Website and app data records

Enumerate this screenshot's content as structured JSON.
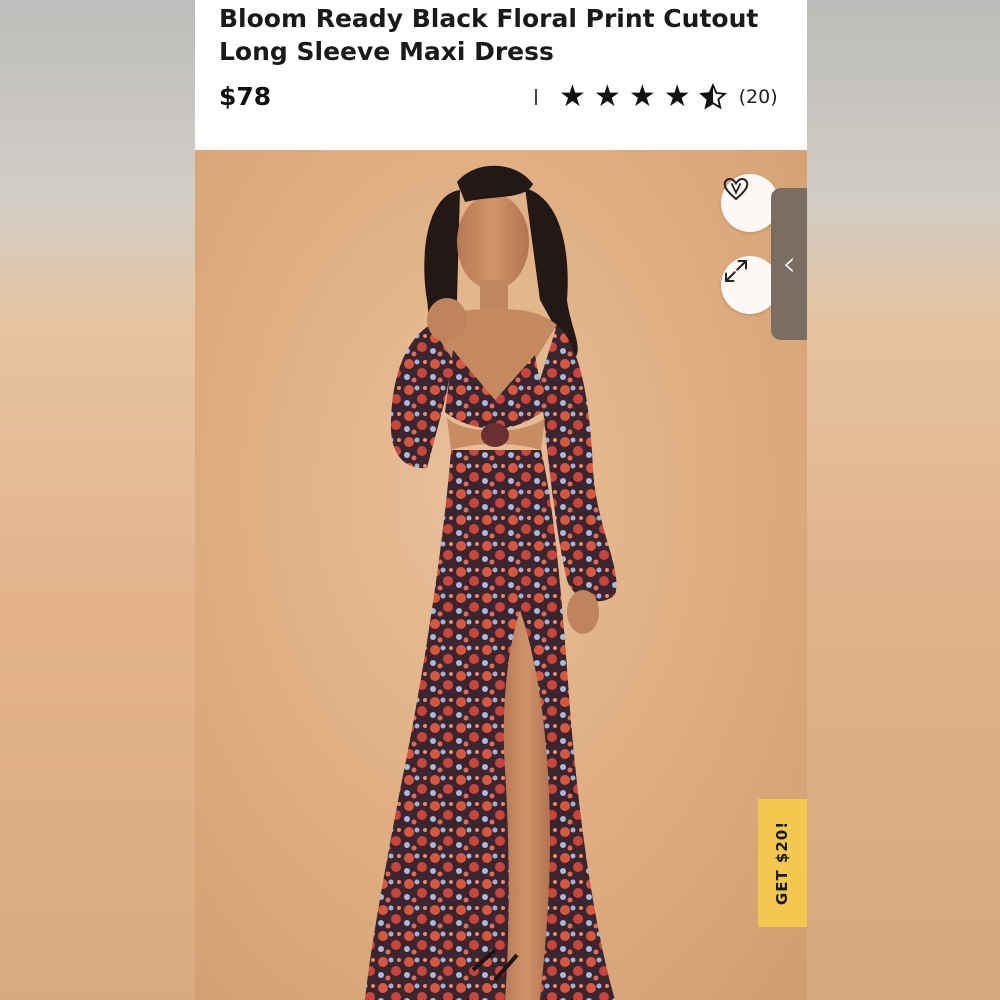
{
  "product": {
    "title": "Bloom Ready Black Floral Print Cutout Long Sleeve Maxi Dress",
    "price": "$78",
    "rating": {
      "value": 4.5,
      "max": 5,
      "count_label": "(20)"
    }
  },
  "controls": {
    "wishlist_icon": "heart-icon",
    "expand_icon": "expand-icon",
    "panel_tab_icon": "chevron-left-icon",
    "panel_tab_glyph": "‹"
  },
  "promo": {
    "label": "GET $20!",
    "color": "#f3c84e"
  },
  "colors": {
    "accent": "#f3c84e",
    "tab": "#7a6e63"
  }
}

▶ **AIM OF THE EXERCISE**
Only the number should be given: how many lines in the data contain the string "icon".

▶ **EXPECTED OUTPUT**
3